Unilever Malawi says it has so far reached out to over 239 000 Malawian children with its campaign aimed at promoting good health amongst the population through washing hands with soap.
The country director for Unilever Anele Zunga made the disclosure when the company donated Lifebuoy soap worth over K1.7 million to Kamuzu Central Hosptal as part of celebrations for this year's Global Hand Washing Day.
Global Hand Washing Day, now in its 11th year is a day co-founded by Unilever's health soap Lifebuoy, UNICEF and other non-governmental organizations in 2008 to raise awareness of hand washing with soap as a life saving habit.
As part of this year's celebrations, Unilever Malawi set out to reach out to over 200 children and patients at Kamuzu Central Hospital (KCH), one of the largest two referral hospitals in the country.
"Since 2014, we embarked on a Lifebuoy School of 5 project, whereby we have been reaching out to children aged 5 to 10 years, teaching them the importance of washing hands with soap before eating anything or after visiting the toilet.
"So far, we have reached out to 239,000 children in all the three regions of Malawi.
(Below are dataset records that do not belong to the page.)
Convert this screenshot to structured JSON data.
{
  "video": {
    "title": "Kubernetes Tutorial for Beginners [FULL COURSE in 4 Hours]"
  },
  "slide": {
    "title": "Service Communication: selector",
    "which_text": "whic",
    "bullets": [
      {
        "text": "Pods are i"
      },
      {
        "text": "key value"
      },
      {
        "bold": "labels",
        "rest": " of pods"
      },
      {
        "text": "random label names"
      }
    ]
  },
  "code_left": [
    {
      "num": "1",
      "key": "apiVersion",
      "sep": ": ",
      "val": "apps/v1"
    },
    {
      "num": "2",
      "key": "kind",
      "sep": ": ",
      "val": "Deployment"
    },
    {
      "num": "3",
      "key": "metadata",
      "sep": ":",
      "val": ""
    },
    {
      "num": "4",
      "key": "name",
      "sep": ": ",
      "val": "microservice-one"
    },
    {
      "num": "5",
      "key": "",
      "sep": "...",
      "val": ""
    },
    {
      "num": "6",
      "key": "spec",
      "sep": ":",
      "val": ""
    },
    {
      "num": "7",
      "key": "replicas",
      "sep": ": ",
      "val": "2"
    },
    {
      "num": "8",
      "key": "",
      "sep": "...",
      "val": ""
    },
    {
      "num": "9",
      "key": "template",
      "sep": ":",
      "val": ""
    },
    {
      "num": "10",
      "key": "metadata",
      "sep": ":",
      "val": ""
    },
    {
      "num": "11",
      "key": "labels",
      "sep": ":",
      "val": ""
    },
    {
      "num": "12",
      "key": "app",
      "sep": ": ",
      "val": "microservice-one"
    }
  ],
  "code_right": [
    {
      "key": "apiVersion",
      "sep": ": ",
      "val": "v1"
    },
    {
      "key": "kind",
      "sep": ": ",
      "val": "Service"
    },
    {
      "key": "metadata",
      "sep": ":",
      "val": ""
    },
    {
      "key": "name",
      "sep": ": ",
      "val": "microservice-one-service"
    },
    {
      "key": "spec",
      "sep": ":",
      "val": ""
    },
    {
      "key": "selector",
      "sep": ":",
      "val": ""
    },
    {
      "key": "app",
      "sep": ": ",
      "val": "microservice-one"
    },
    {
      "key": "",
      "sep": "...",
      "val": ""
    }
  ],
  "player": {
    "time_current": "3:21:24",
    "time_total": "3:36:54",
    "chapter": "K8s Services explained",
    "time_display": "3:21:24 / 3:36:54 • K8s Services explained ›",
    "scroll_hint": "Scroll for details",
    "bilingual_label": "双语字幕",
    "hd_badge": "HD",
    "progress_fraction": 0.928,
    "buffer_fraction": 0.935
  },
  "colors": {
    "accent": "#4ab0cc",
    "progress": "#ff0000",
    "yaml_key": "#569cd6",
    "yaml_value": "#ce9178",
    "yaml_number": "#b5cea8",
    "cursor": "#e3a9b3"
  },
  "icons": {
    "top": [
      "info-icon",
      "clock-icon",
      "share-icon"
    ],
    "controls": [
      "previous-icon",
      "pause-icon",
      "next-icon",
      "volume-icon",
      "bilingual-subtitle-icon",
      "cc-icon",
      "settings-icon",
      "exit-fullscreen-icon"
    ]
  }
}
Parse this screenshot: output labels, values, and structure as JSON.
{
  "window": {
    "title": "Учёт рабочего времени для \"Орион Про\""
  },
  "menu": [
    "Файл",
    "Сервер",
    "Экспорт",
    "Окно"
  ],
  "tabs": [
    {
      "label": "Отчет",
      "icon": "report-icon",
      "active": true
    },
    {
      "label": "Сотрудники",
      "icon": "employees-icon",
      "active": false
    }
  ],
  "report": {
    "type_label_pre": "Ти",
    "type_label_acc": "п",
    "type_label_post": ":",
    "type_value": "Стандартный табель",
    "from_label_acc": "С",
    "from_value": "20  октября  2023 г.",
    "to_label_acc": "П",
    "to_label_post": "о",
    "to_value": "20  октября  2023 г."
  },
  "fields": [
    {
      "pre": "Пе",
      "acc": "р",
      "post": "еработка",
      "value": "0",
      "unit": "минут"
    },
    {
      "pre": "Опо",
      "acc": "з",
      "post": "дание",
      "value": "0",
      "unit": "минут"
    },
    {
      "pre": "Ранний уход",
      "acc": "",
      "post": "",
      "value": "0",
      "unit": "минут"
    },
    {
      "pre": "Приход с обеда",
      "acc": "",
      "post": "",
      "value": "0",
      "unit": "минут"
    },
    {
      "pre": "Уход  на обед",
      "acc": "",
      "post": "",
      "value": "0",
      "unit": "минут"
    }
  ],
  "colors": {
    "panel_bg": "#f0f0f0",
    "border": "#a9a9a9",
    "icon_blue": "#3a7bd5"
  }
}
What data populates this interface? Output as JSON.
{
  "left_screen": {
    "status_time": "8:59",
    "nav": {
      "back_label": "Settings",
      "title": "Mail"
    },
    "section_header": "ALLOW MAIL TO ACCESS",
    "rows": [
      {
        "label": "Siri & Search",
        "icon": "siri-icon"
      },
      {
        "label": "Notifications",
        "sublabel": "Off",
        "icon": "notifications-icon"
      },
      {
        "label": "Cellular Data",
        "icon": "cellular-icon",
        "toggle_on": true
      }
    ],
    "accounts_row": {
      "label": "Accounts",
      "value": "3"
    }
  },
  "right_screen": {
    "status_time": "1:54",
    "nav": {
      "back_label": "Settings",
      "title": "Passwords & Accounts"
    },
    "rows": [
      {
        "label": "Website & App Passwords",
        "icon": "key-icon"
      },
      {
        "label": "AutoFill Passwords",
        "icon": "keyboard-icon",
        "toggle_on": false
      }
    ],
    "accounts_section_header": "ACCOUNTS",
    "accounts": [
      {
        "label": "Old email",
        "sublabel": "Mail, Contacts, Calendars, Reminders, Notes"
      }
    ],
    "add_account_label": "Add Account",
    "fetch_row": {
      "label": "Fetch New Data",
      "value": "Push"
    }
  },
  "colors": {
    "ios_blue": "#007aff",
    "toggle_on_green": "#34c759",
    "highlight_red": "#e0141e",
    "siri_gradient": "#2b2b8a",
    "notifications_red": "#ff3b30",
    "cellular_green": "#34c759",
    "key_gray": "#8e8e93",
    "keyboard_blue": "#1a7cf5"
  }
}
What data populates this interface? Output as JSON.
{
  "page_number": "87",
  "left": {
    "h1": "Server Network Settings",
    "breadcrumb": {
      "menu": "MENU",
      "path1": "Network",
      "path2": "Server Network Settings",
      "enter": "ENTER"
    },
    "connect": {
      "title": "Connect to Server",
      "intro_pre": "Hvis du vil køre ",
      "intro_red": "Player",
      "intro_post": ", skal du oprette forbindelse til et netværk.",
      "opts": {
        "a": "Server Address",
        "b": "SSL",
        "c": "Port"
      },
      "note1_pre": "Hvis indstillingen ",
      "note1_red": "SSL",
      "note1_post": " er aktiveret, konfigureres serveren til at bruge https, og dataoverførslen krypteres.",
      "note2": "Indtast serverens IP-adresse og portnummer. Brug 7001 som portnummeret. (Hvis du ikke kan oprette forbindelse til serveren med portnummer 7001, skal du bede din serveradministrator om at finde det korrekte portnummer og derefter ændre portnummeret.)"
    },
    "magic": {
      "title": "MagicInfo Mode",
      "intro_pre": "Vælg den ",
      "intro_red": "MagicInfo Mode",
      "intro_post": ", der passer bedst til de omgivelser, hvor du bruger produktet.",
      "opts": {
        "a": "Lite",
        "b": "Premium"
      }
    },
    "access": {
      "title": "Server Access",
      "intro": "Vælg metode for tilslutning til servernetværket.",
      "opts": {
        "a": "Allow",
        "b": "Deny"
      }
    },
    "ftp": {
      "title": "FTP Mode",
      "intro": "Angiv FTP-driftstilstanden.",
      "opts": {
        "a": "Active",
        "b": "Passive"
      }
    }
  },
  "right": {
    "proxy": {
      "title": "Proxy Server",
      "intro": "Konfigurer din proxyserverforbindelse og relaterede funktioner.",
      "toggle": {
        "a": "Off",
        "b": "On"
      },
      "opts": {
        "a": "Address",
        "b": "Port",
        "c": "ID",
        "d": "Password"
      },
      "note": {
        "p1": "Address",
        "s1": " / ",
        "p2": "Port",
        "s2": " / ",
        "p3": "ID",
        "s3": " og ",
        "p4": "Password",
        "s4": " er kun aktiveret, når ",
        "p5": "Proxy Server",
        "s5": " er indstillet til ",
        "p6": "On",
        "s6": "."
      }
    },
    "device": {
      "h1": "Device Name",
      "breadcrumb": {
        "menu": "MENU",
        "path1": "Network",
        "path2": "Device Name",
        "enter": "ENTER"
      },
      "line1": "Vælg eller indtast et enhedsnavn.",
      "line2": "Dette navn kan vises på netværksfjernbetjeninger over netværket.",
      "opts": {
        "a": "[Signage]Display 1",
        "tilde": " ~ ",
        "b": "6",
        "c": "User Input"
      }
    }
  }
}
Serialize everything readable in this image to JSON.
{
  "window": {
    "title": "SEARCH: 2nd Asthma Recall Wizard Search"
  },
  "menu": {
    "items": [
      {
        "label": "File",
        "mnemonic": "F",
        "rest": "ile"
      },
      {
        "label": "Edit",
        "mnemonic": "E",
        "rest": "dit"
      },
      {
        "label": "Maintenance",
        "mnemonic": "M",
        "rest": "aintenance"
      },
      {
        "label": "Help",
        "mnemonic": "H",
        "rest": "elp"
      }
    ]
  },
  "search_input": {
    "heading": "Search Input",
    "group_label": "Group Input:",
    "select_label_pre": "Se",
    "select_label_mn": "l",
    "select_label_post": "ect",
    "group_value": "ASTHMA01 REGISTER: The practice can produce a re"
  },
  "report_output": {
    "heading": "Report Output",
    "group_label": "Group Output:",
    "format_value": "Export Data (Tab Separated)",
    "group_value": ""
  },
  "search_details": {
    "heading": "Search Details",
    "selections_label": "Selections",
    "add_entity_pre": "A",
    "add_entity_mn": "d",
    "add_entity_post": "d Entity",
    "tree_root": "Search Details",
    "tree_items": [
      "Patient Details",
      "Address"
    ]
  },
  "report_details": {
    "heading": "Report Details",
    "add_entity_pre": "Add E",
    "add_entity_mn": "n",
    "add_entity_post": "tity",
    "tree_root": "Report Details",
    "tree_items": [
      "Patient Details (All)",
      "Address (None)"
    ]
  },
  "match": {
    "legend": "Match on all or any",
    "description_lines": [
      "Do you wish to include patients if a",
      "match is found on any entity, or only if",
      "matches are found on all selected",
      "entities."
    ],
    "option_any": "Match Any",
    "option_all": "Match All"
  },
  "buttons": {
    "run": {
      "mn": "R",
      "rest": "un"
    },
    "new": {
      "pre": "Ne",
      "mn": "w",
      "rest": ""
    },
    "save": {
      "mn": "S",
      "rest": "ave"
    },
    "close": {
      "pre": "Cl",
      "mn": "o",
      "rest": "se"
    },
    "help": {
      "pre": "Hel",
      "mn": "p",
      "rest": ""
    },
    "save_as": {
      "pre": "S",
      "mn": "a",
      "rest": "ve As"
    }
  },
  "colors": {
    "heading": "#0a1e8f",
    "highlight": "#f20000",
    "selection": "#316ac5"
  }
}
As a global brand, Lifebuoy would like to reach out to 1 billion children on the globe by the year 2020," said Zunga.
KCH director Dr Jonathan Ngoma commended Unilever for the initiative, which he said was in line with the hospital's standards of promoting health and hygiene.
"We commend Unilever for chosing Kamuzu Central Hospital as a beneficiary for their project. What Unilever is doing is in line with the hospital's standards of promoting good health and hygiene.
"Apart from treating illnesses, we encourage our patients and staff to practice hygiene by washing their hands with soap," said Ngoma.
According to health experts, hand washing with soap after using the toilet and before eating or preparing food can reduce the risk of getting diarrhoeal diseases including cholera and typhoid by 45 percent and risk of acute respiratory infections (ARIs) like pneumonia by 23 percent.
Diarrhoea and pneumonia are the two leading killers of children, accounting for 29 percent of under five deaths globally, which translates to two million deaths each year.